**BRIEF:** Everything in the listing should be set down exactly, apart from the pictures.

**RECORDS:**
************

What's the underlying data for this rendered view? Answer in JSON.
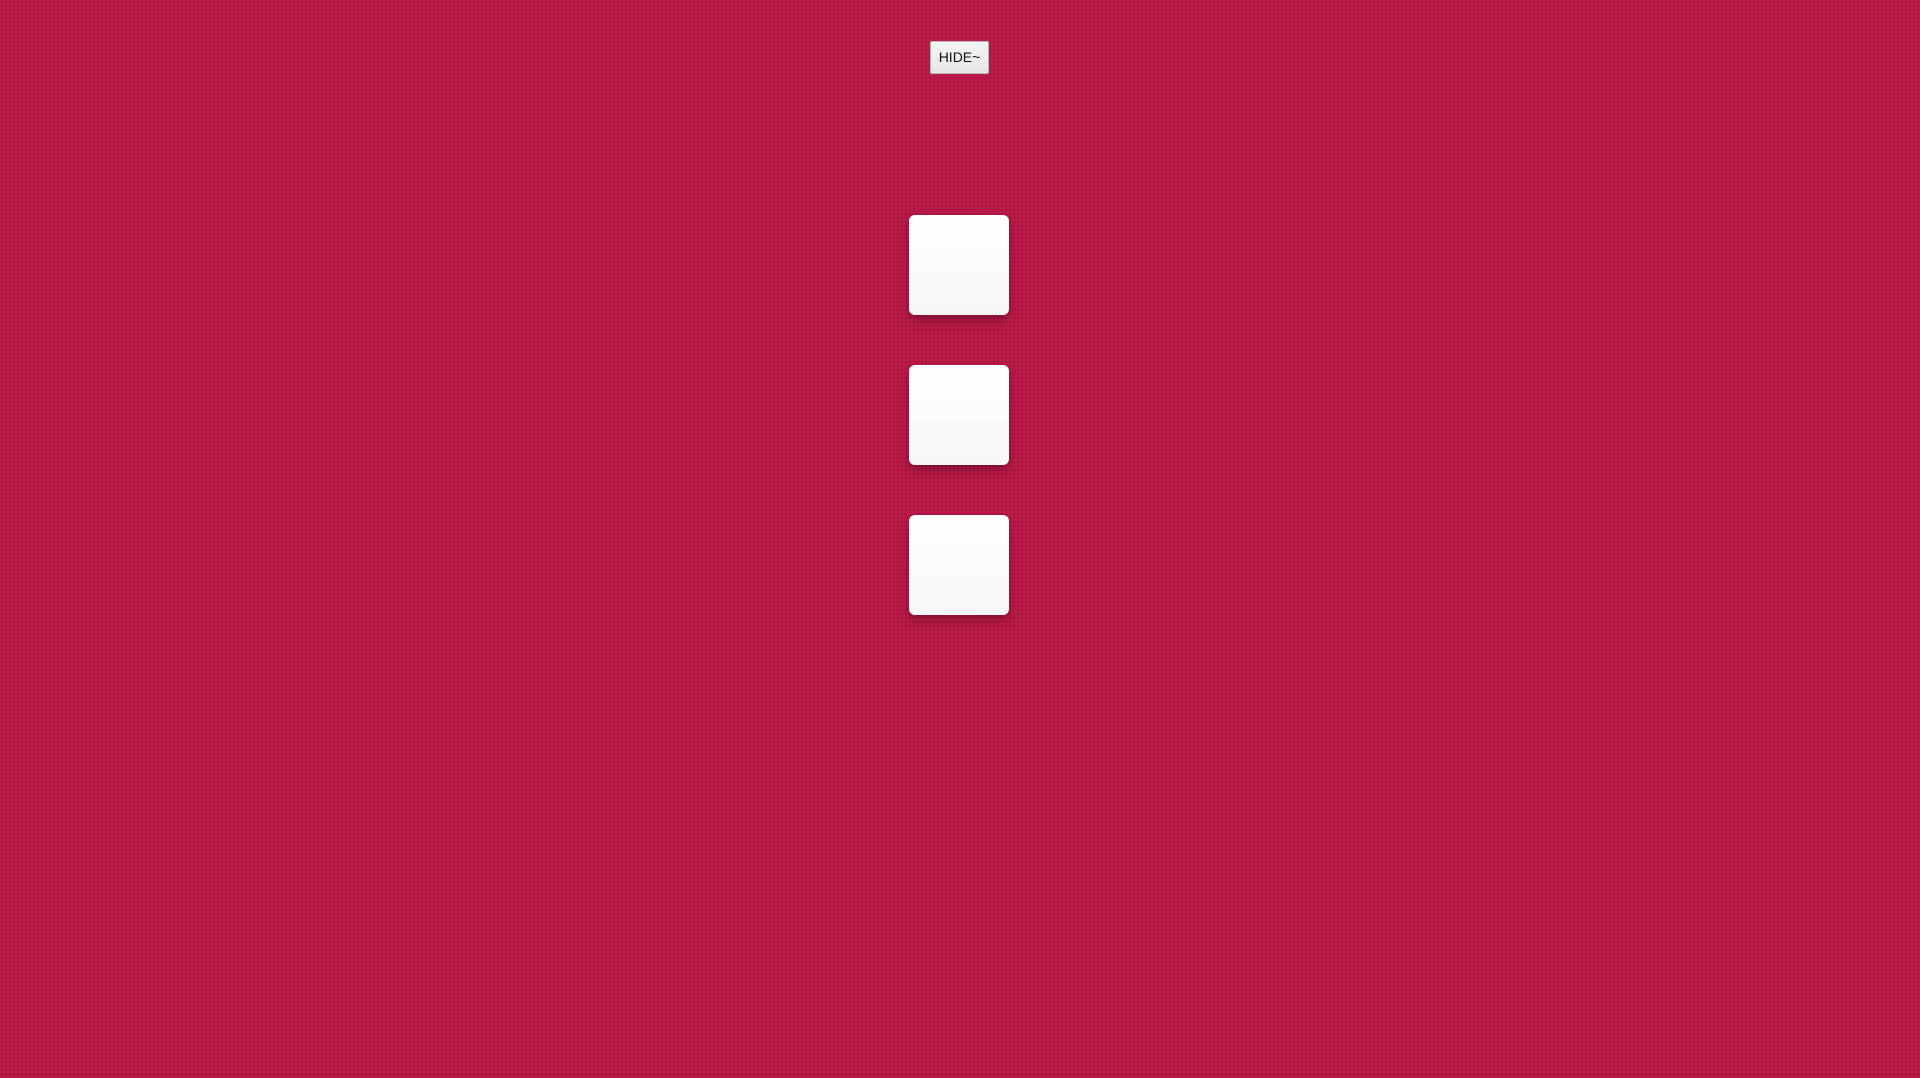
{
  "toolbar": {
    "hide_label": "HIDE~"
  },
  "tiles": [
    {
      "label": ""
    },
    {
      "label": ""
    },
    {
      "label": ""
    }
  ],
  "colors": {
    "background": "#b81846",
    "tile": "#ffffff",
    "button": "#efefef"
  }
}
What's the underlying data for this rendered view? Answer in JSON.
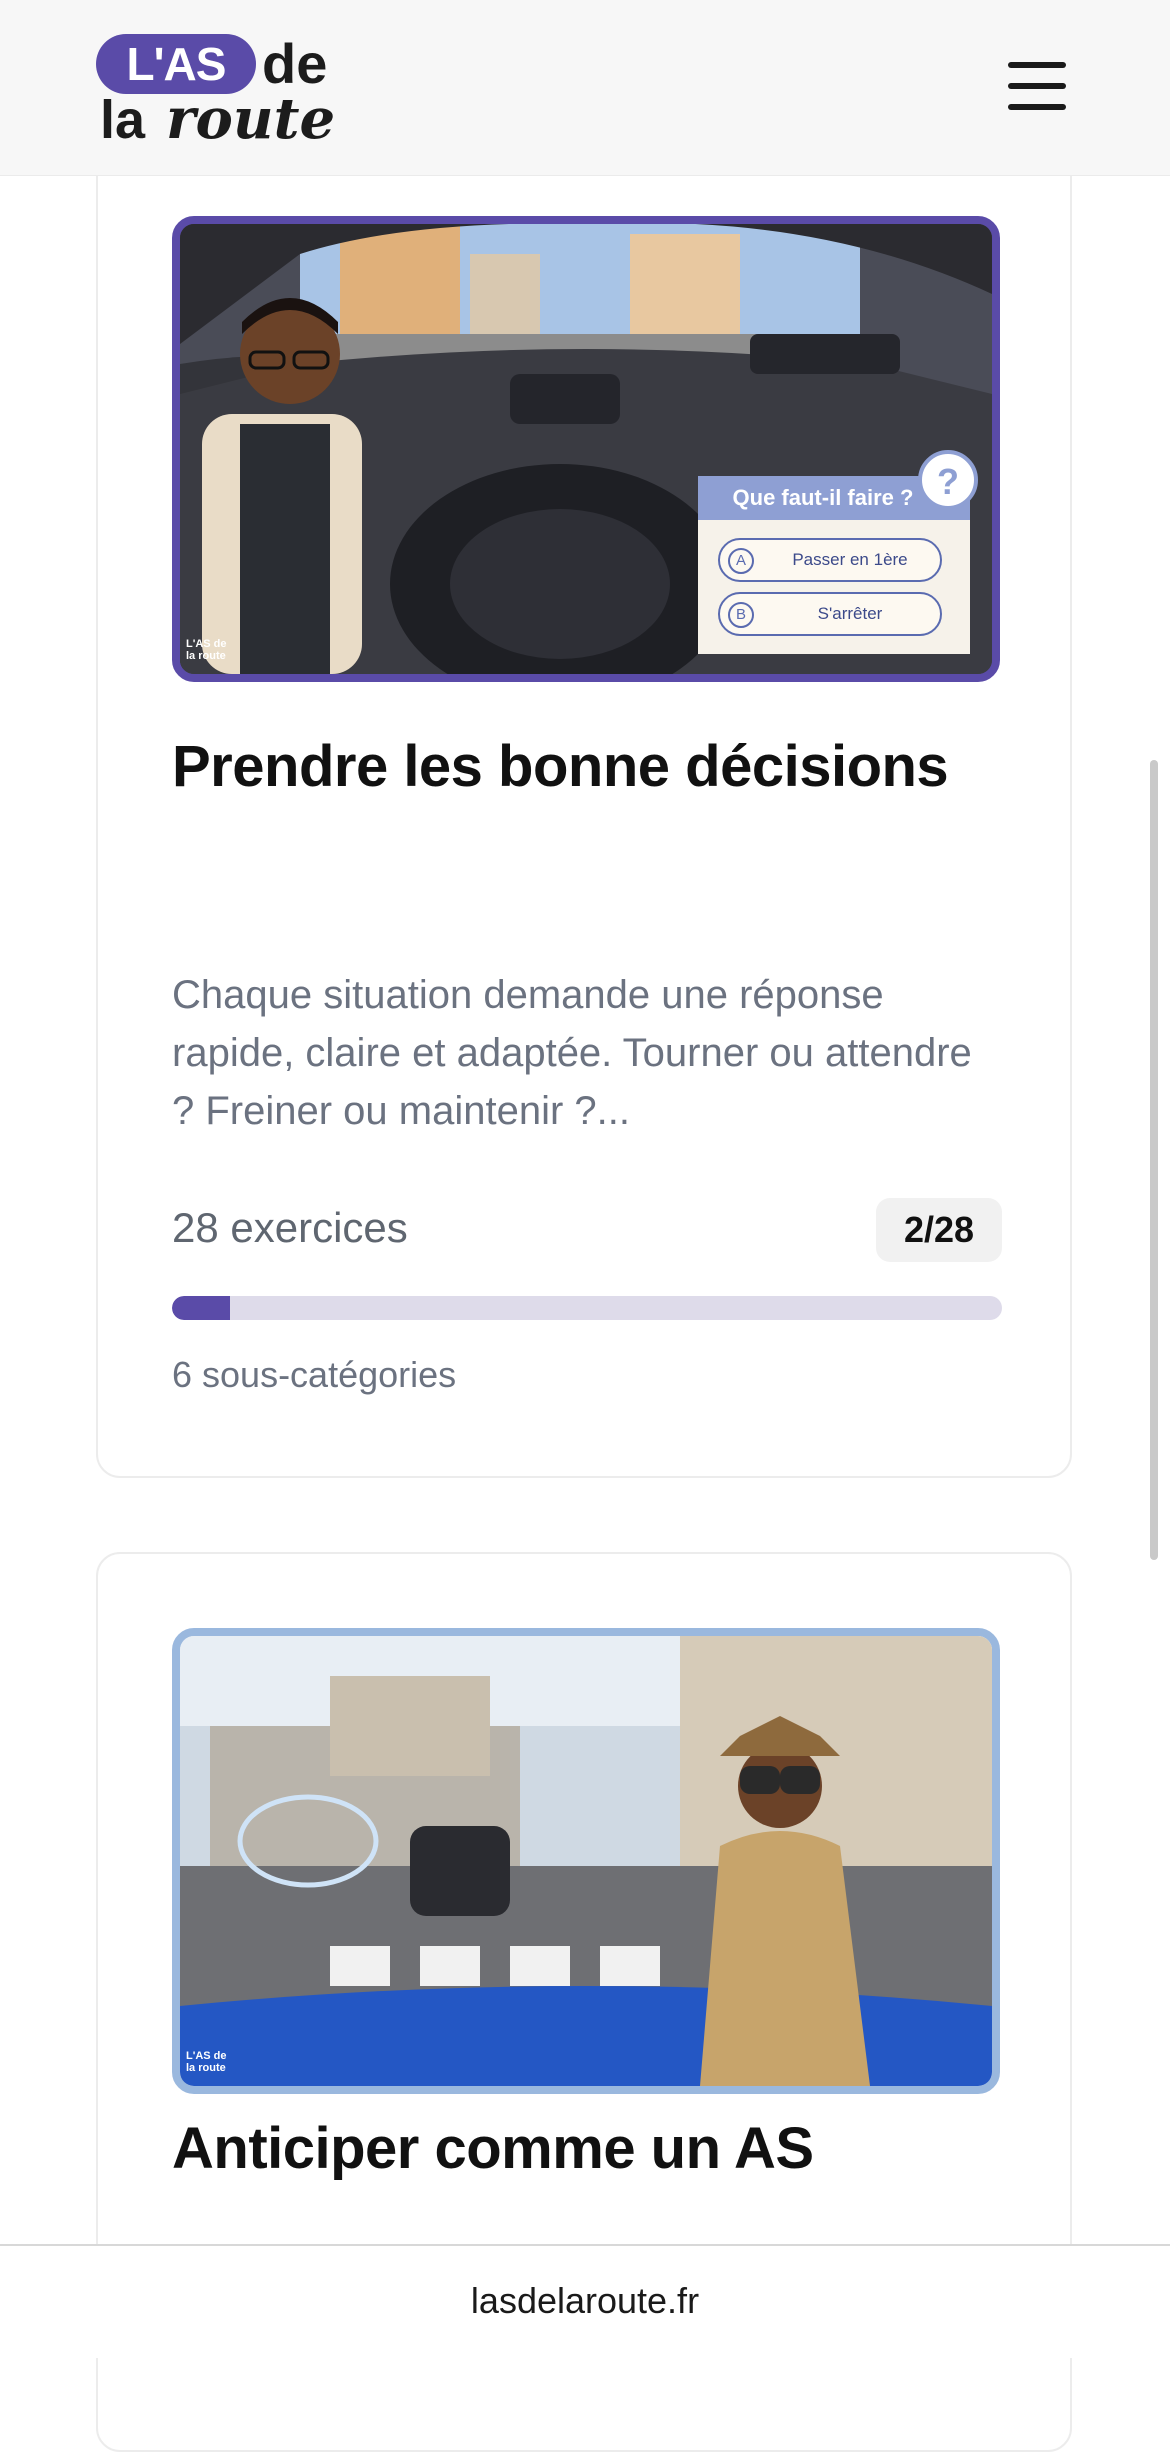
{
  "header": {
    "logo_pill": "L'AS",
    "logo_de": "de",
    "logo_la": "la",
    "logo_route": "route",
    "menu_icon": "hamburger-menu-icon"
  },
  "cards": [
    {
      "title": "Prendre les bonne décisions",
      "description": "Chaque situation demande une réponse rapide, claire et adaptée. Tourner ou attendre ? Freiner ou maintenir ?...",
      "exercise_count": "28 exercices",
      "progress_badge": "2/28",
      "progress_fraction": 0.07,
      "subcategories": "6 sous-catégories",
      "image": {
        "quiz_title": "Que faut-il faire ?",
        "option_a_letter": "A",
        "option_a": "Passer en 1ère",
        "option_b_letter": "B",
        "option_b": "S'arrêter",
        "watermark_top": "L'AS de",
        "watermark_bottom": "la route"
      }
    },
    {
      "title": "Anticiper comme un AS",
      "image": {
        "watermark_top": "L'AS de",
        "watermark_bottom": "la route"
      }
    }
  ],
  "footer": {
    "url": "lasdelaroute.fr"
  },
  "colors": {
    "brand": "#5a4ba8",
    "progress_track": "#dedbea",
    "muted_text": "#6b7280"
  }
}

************

**REPLY TO THE TASK:**
What's the underlying data for this rendered view? Answer in JSON.
{
  "toolbar": {
    "hide_label": "HIDE~"
  },
  "tiles": [
    {
      "label": ""
    },
    {
      "label": ""
    },
    {
      "label": ""
    }
  ],
  "colors": {
    "background": "#b81846",
    "tile": "#ffffff",
    "button": "#efefef"
  }
}
What's the underlying data for this rendered view? Answer in JSON.
{
  "header": {
    "logo_pill": "L'AS",
    "logo_de": "de",
    "logo_la": "la",
    "logo_route": "route",
    "menu_icon": "hamburger-menu-icon"
  },
  "cards": [
    {
      "title": "Prendre les bonne décisions",
      "description": "Chaque situation demande une réponse rapide, claire et adaptée. Tourner ou attendre ? Freiner ou maintenir ?...",
      "exercise_count": "28 exercices",
      "progress_badge": "2/28",
      "progress_fraction": 0.07,
      "subcategories": "6 sous-catégories",
      "image": {
        "quiz_title": "Que faut-il faire ?",
        "option_a_letter": "A",
        "option_a": "Passer en 1ère",
        "option_b_letter": "B",
        "option_b": "S'arrêter",
        "watermark_top": "L'AS de",
        "watermark_bottom": "la route"
      }
    },
    {
      "title": "Anticiper comme un AS",
      "image": {
        "watermark_top": "L'AS de",
        "watermark_bottom": "la route"
      }
    }
  ],
  "footer": {
    "url": "lasdelaroute.fr"
  },
  "colors": {
    "brand": "#5a4ba8",
    "progress_track": "#dedbea",
    "muted_text": "#6b7280"
  }
}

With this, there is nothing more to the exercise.